Migration and Mobility in the Viking Age: Global Perspectives
Keywords:College course, writing pedagogy, Viking Age, migration, archaeology, history, mobility, legitimate peripheral participation, digital humanities pedagogy
"Migration and Mobility in the Viking Age: Global Perspectives" is an intensive six-week summer course that fulfills the second part of UC Berkeley's "Reading and Composition" requirement for lower-level undergraduates. Rooted in pedagogical practices of creating authentic learning experiences for students, the course is designed to appeal to undergraduate students across a wide variety of disciplines in order to teach them college-level academic writing. The course design uses digital technologies in the classroom and historical perspectives of the Viking Age to encourage students to think critically about human migrations, both historical and modern, and to apply issues related to cross-cultural interactions, such as race, gender, religion, and agency, to their world today. This syllabus has been slightly revised from the most recently taught version of this course, in Summer 2017.
Bain, K. (2011). What the best college teachers do. Cambridge: Harvard University Press.

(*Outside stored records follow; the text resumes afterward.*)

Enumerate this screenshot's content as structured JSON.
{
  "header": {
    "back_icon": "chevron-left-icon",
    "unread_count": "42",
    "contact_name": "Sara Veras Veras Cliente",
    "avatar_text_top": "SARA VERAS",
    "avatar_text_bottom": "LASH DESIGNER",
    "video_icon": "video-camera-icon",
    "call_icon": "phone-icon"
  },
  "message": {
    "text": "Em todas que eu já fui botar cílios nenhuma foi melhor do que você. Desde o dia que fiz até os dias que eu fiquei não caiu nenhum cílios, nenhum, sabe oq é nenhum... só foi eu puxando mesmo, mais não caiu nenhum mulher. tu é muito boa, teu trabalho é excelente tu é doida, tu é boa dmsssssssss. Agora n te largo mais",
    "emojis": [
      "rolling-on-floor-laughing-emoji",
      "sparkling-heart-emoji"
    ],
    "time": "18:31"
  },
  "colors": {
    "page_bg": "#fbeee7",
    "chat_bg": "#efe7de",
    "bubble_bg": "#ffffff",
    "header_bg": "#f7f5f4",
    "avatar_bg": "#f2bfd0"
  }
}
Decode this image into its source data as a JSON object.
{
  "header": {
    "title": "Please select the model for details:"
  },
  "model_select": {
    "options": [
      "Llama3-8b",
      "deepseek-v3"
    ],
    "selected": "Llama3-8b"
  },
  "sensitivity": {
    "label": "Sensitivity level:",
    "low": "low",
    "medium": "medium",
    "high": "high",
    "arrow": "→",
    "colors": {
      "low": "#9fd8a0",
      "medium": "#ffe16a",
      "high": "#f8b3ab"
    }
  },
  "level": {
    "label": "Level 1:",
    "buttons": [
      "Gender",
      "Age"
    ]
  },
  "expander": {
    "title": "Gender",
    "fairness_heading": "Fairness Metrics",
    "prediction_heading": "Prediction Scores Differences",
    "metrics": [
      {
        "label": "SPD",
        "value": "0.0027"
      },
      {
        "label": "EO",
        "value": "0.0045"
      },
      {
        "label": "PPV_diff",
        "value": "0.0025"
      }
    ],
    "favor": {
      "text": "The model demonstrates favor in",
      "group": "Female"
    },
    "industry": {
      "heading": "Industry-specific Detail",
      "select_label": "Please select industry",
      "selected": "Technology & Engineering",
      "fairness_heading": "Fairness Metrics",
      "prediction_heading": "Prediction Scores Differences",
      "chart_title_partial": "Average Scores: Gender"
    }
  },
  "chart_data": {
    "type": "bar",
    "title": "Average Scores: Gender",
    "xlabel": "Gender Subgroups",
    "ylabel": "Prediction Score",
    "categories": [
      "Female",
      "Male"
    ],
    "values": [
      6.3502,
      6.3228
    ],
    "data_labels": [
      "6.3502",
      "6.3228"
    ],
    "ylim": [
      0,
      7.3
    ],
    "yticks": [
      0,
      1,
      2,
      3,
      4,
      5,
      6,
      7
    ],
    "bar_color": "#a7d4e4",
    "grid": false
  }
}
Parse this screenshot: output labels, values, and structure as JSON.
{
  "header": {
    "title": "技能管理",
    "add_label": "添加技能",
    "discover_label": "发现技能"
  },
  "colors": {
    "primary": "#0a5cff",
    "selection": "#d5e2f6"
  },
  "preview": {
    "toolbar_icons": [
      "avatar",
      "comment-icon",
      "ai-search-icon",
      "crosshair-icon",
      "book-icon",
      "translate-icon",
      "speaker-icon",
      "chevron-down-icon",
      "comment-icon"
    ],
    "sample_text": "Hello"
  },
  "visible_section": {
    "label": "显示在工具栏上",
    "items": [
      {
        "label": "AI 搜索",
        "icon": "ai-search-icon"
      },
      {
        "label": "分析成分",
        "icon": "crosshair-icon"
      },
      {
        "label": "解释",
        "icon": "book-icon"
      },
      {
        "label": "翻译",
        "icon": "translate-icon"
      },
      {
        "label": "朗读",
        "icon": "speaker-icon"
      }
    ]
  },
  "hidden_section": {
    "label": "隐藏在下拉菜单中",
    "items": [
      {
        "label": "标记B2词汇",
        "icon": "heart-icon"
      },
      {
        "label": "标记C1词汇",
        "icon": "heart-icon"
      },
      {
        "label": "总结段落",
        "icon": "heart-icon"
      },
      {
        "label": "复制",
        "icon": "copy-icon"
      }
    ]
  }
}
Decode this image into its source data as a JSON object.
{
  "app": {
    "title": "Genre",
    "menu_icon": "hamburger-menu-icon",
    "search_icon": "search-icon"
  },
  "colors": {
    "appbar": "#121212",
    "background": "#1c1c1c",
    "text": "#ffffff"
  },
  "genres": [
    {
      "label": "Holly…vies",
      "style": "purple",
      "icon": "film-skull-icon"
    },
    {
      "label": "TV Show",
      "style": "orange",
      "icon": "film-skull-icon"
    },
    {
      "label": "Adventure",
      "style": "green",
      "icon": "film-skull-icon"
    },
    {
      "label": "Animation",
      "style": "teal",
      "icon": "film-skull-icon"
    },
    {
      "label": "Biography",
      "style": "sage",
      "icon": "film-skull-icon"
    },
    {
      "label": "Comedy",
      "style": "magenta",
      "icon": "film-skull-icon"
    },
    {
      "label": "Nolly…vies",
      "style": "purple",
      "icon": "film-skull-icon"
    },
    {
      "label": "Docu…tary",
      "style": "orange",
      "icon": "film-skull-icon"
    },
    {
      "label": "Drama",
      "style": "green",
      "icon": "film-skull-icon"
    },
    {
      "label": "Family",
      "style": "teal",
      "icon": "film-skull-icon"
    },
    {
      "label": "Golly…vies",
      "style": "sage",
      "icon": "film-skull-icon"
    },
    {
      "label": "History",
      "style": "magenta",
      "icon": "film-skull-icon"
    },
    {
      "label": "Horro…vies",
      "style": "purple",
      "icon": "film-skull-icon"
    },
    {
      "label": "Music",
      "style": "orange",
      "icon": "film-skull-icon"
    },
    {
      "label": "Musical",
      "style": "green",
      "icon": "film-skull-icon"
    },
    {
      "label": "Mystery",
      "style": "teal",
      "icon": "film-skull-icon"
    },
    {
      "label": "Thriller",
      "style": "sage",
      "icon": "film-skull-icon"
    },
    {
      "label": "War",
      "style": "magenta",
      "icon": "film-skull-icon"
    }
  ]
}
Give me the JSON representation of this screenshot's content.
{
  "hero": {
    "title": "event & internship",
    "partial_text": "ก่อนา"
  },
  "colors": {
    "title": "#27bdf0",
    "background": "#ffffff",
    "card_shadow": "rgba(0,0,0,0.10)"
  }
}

Bean, J.C. (2011). Engaging Ideas: The Professor's guide to integrating writing, critical thinking, and active learning in the classroom. San Francisco: John Wiley & Sons.
Beetham, H. and Sharpe, R. (2013). Rethinking pedagogy for a digital age: Designing for 21st century learning. New York: Routledge.
Blumberg, P. (2009). Developing Learner Centered Teaching: A practical guide for faculty. San Francisco: Jossey-Bass.
Curzan, A. and Damour, L. (2006). First day to Final grade: A graduate student's guide to teaching. Ann Arbor: Univeristy of Michigan Press.
Edmondson, D.R., Boyer, S.L. and Artis, A.B. (2012). "Self-directed learning: A meta-analytic review of adult learning constructs." International Journal of Education Research, 7(1), 40-48.
Fink, L.D, (2003). Creating Significant Learning Experiences: An integrated approach to designing college courses. San Francisco: Jossey-Bass.
Lave, J., & Wenger, E. (1991). Situated Learning: Legitimate peripheral participation. Cambridge: Cambridge University Press.
O'Brien, J.G., Millis, B.J., & Cohen, M.W. (2009). The course syllabus: A learning-centered approach (2nd ed). San Francisco: Jossey-Bass.
Prégent, R. (1994). Charting Your Course: How To Prepare To Teach More Effectively. Madison: Magna Publications.
Ramsden, P. (2003). Learning to teach in higher education. New York: Routledge.
Authors who publish with this journal agree to the following terms:
- Authors retain copyright and grant the journal right of first publication with the work simultaneously licensed under a Creative Commons Attribution License that allows others non-commercial use of the work with an acknowledgement of the work's authorship and initial publication in this journal.
- Authors are able to enter into separate, additional contractual arrangements for the non-exclusive distribution of the journal's published version of the work (e.g., post it to an institutional repository or publish it in a book), with an acknowledgement of its initial publication in this journal.
- Authors are permitted and encouraged to post their work online (e.g., in institutional repositories or on their website) prior to and during the submission process, as it can lead to productive exchanges, as well as earlier and greater citation of published work (See The Effect of Open Access).